Staff Writer Hirun Cryer wrote about two games this month: Media Molecule's long-awaited game creation tool Dreams, and the charming Hotline Miami-like indie Bloodroots. Dreams, while stunning in the depth of its tools, is held back by how limited in scope the projects players are currently making with it. However, we imagine in the months to come as players get a better handle on Dreams, the projects that emerge from it will get far more impressive. Hirun also enjoyed his time with Bloodroots quite a bit. We unfortunately haven't played enough of it to weigh in with a full review or final word, but he writes that at the very least, its "boss fights [...] are the undisputed high point of the game."
It was also a solid month for remasters. Yakuza 5, our favorite remaster of the month, rounded out the slow-release schedule of the Yakuza Remastered Collection, which began back in August 2019 with the digital release of Yakuza 3. Yakuza 5's release is the most fascinating of the newly refreshed trilogy, considering it was a big deal when it came to PlayStation 3 a few years late, and with this new release now has a fully redone localization, in addition to other remastered fixes. I personally recommend it if you, like me, are fond of Kazuma Kiryu and his surrogate daughter Haruka's relationship. The best plot in it is all about that and the sacrifices parents and children make for each other in the name of love.
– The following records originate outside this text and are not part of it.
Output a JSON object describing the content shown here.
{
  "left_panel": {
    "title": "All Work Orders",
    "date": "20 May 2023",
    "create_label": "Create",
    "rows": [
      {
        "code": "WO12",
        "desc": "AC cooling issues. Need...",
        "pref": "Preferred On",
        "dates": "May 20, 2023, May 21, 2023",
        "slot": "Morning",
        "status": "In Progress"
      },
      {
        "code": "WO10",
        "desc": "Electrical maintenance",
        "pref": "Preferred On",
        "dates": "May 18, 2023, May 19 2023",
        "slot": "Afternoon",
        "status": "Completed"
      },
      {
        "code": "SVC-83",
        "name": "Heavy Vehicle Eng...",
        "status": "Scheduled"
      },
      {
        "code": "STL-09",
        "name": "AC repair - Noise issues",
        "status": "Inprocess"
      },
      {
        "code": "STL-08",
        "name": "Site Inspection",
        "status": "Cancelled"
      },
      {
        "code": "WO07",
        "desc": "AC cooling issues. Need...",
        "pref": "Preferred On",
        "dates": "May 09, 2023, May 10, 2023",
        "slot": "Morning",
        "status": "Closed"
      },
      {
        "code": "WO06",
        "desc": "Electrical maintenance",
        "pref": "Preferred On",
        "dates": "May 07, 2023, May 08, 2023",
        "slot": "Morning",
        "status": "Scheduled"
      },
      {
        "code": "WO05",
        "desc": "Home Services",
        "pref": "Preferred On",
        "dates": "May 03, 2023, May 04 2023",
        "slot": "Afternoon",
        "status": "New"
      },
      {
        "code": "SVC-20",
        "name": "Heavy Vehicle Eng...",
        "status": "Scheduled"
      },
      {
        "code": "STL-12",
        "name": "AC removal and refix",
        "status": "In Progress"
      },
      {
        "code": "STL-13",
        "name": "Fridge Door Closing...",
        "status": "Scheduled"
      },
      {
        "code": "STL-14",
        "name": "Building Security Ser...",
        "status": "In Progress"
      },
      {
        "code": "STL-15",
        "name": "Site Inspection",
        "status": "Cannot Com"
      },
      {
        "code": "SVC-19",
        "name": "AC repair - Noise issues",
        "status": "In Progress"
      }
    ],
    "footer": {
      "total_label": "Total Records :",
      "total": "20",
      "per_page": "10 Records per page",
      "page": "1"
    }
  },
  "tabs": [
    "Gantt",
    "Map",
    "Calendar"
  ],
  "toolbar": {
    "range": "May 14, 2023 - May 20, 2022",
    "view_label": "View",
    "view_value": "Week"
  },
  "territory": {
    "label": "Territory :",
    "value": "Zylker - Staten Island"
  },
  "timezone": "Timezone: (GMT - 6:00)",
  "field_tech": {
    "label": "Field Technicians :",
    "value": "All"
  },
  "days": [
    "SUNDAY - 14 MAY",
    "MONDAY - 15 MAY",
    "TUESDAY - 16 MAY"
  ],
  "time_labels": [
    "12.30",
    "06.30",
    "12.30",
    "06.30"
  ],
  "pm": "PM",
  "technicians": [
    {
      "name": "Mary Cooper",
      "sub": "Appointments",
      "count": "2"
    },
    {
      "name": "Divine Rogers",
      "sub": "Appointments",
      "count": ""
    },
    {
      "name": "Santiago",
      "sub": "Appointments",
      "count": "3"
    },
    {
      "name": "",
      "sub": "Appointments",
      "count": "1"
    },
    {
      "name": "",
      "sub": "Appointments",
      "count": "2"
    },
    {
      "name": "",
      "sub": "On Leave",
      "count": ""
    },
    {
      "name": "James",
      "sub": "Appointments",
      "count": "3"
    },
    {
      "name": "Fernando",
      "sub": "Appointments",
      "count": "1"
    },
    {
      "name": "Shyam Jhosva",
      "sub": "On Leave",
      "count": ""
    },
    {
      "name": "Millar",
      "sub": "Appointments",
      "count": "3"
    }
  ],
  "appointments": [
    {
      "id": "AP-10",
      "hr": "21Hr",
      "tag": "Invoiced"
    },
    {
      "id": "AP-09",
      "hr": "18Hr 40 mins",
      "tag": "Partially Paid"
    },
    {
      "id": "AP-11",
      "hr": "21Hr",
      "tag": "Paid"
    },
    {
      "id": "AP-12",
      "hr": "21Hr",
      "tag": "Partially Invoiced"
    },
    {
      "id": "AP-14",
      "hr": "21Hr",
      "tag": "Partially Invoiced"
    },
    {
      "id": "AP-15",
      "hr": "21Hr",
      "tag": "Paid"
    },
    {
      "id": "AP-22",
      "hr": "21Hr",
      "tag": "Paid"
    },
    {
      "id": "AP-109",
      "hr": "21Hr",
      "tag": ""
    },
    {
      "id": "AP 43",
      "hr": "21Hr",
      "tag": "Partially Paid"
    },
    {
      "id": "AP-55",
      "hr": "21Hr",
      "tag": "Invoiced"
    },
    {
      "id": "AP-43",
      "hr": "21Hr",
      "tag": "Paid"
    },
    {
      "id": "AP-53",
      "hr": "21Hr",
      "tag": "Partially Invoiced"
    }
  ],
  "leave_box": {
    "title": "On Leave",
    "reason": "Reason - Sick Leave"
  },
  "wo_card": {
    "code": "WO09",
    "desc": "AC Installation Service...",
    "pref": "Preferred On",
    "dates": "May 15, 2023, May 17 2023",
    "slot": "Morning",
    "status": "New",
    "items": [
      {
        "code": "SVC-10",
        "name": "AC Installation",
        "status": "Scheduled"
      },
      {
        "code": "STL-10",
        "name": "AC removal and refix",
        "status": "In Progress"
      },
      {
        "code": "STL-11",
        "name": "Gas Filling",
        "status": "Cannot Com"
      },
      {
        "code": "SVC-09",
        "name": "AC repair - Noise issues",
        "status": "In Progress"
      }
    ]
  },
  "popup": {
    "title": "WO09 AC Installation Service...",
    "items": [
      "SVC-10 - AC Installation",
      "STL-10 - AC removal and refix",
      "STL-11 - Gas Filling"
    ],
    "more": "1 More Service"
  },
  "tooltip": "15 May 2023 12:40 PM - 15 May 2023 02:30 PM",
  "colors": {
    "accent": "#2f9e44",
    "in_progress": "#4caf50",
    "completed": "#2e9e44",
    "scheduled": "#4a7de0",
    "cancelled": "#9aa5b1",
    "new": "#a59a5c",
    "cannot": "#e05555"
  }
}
Staff Writer and resident Mega Man historian Nadia Oxford also reviewed Mega Man Zero/ZX Legacy Collection, the latest beefy Mega Man collection. It's the first home console release for the subseries, as it was previously resigned to the portable platforms of Game Boy Advance and Nintendo DS.
All that said, nothing really wowed us this month, unlike last month's Kentucky Route Zero. We're hesitant to award a remaster like Yakuza 5 or Mega Man Zero/ZX Legacy Collection with "Game of the Month," even if we enjoyed both a great deal. As a result, we're not honoring anything with a game of the month.
At the very least, March is looking like it'll be very competitive. Nintendo's releasing Animal Crossing: New Horizons. On the same day, id Software's Doom Eternal will be ripping and tearing demons. Valve has its dance with VR and return to an iconic series, Half-Life: Alyx. Sony San Diego's MLB The Show 20, the series' first outing beyond just PlayStation, will be the first big sports simulation of the year. (And judging from last year's stellar entry, it's bound to be among the best.) Arc System Works' Granblue Fantasy Versus has the fighting game community particularly buzzing.
There are other exciting games too: the Hatoful Boyfriend team's new game, Murder By Numbers, which blends Picross with Phoenix Wright-like mystery solving; Team Ninja's Nioh 2, Ninja Theory's Bleeding Edge, PC gamer favorite Mount and Blade 2: Bannerlord, and the JRPG refresh we've all been salivating for: Persona 5 Royal. Next month will be a, dare we say it, hellish challenge, but we're prepared for the immense task. See y'all in March!